Event Type: Seminar
The enactment of the Class Action Fairness Act ten years ago was designed to curb the widespread abuse of frivolous class action lawsuits, while preserving the rights of citizens to bring such actions. It also enabled those involved in lawsuits to transfer the case from the state courts to the federal courts. However, some contend that more needs to be done to curb additional class actions abuses, namely “no injury” lawsuits and cy pres awards.
“No injury” lawsuits involve plaintiff’s attorneys pursuing claims against product manufacturers alleging misrepresentations of product features or performance. In many of these cases, few, if any, class members have suffered an actual injury from the alleged defective product. In 2013, the U.S. Supreme Court in Comcast v. Behrend made it harder for plaintiffs to obtain class certification in “no injury” and "overbroad" class actions. Yet, the Court also declined to hear two more recent consumer class action lawsuits in Glazer v. Whirlpool Corp. and Butler v. Sears, Roebuck & Co. This will have a significant impact on consumer class actions going forward, particularly on efforts by class action defendants to rely on Comcast in fighting back against overbroad class actions.
Cy pres has become a mechanism for pursuing class action litigation on behalf of class members who cannot easily be identified or whose identification would be cost prohibitive, thereby allowing court-awarded funds to be donated to one or more charities.
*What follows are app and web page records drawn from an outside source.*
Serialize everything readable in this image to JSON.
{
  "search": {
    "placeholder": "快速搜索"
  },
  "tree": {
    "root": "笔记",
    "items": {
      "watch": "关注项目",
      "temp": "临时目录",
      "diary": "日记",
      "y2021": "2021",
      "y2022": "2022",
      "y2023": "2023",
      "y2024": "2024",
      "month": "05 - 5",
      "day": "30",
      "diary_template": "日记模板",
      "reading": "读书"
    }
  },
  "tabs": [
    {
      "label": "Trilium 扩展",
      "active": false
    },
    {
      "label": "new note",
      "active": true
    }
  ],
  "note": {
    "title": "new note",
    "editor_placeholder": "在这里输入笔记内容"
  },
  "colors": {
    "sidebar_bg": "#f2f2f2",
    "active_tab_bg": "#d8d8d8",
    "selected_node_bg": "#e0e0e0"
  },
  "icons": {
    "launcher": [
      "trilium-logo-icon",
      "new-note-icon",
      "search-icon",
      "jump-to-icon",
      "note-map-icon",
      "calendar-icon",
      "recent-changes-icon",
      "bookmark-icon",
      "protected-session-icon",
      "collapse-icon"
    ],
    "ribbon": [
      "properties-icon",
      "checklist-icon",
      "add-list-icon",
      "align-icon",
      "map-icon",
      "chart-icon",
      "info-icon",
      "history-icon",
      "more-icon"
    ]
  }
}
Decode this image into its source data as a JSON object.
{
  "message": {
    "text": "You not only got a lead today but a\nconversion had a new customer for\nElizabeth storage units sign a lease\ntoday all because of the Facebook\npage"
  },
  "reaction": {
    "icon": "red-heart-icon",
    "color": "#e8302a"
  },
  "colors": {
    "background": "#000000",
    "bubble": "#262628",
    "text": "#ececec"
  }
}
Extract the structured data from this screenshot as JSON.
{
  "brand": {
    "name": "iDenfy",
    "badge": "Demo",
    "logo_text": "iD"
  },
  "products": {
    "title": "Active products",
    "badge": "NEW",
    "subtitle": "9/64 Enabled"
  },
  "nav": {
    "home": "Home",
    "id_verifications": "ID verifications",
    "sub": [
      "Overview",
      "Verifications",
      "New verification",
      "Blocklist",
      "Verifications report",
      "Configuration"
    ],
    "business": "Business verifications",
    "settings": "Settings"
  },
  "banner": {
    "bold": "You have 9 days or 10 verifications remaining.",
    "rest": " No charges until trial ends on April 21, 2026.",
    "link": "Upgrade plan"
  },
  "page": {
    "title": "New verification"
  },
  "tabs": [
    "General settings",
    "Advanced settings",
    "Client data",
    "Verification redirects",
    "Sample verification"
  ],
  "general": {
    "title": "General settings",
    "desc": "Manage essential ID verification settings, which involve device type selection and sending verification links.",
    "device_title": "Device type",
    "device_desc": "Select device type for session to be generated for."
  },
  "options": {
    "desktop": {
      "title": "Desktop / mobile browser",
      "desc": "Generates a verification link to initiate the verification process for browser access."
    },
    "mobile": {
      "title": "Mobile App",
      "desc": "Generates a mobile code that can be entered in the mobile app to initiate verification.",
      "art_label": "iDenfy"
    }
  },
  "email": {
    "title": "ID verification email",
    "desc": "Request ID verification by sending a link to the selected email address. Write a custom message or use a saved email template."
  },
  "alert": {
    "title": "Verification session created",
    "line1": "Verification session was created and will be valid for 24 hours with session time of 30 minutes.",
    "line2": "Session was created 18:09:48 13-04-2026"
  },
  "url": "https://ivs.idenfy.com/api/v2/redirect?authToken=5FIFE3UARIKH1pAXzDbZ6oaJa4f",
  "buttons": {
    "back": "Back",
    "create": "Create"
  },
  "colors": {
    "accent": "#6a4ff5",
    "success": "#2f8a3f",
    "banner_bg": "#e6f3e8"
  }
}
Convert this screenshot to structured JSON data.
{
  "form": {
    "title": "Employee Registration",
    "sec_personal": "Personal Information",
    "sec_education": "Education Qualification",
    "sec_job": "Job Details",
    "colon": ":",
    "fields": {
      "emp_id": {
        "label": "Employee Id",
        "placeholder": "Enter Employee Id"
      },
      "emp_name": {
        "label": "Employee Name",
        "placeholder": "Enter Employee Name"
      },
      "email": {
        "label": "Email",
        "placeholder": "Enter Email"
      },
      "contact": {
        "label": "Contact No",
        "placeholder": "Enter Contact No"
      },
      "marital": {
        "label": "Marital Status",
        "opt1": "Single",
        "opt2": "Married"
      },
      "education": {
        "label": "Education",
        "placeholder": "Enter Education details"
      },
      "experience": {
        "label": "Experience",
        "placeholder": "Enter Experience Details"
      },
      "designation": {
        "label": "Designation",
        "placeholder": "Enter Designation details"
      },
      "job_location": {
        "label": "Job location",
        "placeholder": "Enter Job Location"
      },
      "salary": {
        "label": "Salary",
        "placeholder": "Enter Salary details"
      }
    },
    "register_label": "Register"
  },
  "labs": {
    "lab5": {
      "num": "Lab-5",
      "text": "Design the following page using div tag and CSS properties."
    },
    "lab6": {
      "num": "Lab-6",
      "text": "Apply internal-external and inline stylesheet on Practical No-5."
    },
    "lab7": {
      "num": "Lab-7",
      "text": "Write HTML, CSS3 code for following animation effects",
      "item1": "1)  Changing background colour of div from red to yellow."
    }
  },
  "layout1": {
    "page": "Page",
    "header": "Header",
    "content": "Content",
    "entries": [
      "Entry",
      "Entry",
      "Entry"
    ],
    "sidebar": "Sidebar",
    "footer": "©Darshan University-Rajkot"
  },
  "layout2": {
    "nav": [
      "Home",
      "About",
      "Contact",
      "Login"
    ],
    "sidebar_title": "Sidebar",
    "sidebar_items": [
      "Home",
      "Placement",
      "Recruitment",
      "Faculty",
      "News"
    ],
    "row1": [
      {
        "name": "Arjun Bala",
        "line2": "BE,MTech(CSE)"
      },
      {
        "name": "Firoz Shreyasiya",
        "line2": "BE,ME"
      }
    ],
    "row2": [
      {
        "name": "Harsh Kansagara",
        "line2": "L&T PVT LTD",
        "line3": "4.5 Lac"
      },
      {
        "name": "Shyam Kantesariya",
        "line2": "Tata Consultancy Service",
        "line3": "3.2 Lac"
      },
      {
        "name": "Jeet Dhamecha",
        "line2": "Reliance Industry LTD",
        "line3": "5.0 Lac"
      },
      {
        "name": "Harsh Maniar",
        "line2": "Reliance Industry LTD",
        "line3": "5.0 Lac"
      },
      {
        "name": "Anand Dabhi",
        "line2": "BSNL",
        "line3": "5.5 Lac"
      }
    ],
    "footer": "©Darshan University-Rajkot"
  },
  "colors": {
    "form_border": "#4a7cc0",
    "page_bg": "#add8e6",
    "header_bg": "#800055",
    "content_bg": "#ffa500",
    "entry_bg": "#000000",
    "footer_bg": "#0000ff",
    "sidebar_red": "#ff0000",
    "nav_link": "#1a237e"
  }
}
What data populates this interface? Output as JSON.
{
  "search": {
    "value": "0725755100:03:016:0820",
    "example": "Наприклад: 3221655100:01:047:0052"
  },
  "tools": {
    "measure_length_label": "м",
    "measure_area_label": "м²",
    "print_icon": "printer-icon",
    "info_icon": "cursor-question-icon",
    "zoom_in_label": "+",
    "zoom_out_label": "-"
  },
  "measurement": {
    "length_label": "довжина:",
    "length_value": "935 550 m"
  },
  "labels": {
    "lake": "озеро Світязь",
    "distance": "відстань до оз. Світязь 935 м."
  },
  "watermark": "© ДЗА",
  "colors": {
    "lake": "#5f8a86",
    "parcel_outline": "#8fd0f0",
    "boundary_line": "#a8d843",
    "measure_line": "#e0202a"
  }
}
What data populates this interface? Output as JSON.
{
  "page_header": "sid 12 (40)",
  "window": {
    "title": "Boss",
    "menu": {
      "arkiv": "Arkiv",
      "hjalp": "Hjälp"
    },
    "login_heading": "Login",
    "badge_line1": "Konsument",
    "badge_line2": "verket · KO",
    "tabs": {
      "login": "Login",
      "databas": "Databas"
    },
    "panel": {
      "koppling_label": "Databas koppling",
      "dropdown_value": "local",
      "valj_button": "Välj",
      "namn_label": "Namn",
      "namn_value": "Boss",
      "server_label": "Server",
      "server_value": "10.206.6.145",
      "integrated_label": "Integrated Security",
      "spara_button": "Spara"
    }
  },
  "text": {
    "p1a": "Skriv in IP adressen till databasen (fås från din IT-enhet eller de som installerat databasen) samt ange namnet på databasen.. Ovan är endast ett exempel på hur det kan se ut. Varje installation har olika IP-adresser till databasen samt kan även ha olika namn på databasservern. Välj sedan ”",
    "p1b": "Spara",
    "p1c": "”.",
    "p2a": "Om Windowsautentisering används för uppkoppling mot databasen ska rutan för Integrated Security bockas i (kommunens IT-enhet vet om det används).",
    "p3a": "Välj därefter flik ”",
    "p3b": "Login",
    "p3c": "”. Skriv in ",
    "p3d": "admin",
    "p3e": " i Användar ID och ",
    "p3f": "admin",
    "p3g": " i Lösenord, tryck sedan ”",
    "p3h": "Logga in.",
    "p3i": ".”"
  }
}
Cy pres has been around since the 1970’s in class action litigation, but the increased frequency of cy pres awards has legal scholars asking whether cy pres awards have any real legal basis and whether plaintiffs still need to prove their burden of causation and damages.
The presentation covered class action litigation post Class Action Fairness Act, and whether additional steps should be taken to promote a more efficient civil justice system.
View the presentation here.